A letter to the community of Qadi/Nyuswa – Written on 27th July 2021
It was with a mix of disbelief, disappointment and anger that we witnessed the destruction and looting of local businesses in our community of Qadi/Nyuswa, including hardware stores and spaza shops, by residents of our community during the past week’s unrest.
The Valley Trust (TVT) was not spared. One of the businesses targeted, the Valley Trading Store, operates as a tenant of TVT and from a building owned by TVT. Over the course of three days, the building was completely looted and partially set alight. This destruction represents a loss of income not just for the operator but for TVT as well.
A group of individuals, travelling in several vehicles and accompanied by a mob on foot, tried to force their way onto the TVT premises. Only the timely intervention of the local ward councillor prevented the group from carrying out their dastardly deeds. On one of the evenings, vandals cut a hole through the TVT fence and were thwarted by our security guard as they were attempting to tamper with vehicles on our property.

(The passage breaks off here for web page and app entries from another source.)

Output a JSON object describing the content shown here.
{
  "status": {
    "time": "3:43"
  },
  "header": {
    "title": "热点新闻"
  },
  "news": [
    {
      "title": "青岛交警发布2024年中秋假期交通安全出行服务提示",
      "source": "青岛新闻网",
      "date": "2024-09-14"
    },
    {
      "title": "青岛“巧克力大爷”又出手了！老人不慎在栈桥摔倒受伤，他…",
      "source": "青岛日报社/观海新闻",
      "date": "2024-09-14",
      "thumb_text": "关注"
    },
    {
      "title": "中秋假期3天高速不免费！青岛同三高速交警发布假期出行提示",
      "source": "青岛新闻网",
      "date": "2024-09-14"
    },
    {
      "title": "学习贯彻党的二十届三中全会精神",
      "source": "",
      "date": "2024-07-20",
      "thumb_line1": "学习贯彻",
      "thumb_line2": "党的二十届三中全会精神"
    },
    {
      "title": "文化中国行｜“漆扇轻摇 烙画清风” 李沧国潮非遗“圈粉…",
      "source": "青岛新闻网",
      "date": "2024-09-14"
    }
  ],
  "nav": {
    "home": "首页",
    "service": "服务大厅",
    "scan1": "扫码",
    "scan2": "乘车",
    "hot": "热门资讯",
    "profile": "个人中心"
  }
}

This behaviour by community members is hard to understand because all the resources that were destroyed served to benefit the community. None of the businesses were connected to former President Zuma’s incarceration (the purported main reason for the protests) in any way, and in fact, they helped to alleviate hunger and suffering within our communities.
The spaza shops provided community members with easy access to basic groceries and other needs such as pre-paid electricity vouchers. The hardware stores provided much-needed building material.
The Valley Trading Store also provided gas and paraffin for cooking and lighting as well as the only ATM in our community. None of these items were spared from the looting. Yet, being within walking distance or the more reasonable cost of a local trip by taxi, these businesses saved households the need to take costly public transport to suburban shopping centres.
What was disappointing about the spectacle was to see adults, in particular mothers and grandmothers, participate in the looting, many of them accompanied by and encouraging their children to do the same. This was outright theft, without conscience or consideration of the impact on the business owners who are making an honest living while providing much needed necessities in our communities.
Mothers, and especially grandmothers, are taken to be the voices of reason and often serve to teach morality and the difference between right and wrong to the young people in their households. When they commit criminal acts, in broad daylight and seemingly without shame, and encourage the youngsters in their charge to do the same, this represents a lamentable loss in the moral fibre of our families and households. It is difficult to see what hope we have as a community if the elders in our households have lost the moral high ground in such a shocking manner.
The anger comes about because, only a few days after the looting, the consequences of destroying the local economy are being felt. With many breadwinners either laid off from their jobs or temporarily unable to work and earn an income due to the destruction (including of firms in other parts of the city), many households are already struggling to survive.
There is a shortage of food and other groceries in the homes and some have run out of electricity. The only places now available to get these are in Botha’s Hill, Hillcrest or Pinetown, and many households can’t afford the taxi fare.
This was an obvious consequence of the looting from the very beginning. So, to the looters we ask: How has looting these businesses helped you? Are you happy now? Izinyembezi zosomabhizinisi enibantshontshele angeke ziwele phansi. It is now time to suffer the consequences!
Once again, organisations such as The Valley Trust and others, the same ones that you attempted to or succeeded in looting, are expected to come to your aid. Where is the sense in that? How do you expect people to be motivated to help when you yourself were intent on robbing or destroying them? How does a development organisation come to the aid of a community that brought about its own suffering? This situation is highly discouraging.
At TVT, we have chosen to focus on the fact that our main project looks out for the wellbeing of young children. They are themselves victims of these foolish acts by adults who should know better. We will stand up and help because that is our calling and mandate. We also know that there are community members of conscience who did not participate in the looting but who are suffering because of it.
We call on community members to act responsibly, stand up for what is right rather than being carried in the foolishness of the moment, and ensure that they secure their wellbeing for the long term. In addition, as a community we must hold those responsible for these acts to account. They are known in our communities. Like is being done in other parts of the city, they should be made to give back their ill-gotten gains and face the full might of the law. Only in this way will we have a community that sees the progress it so desperately needs.
By S’bo Vilakazi, Executive Director, The Valley Trust
S’bo Vilakazi – Executive Director
In response to the looting, TVT is conducting a study aimed at understanding community perceptions of the riots. The study comprises focus groups, key informant interviews and community dialogues. It also seeks to work with communities to develop ways in which events that cause harm (such as destruction of local economies or assets) within the community can be prevented. The study is expected to be completed by the end of October. We hope to share our findings then.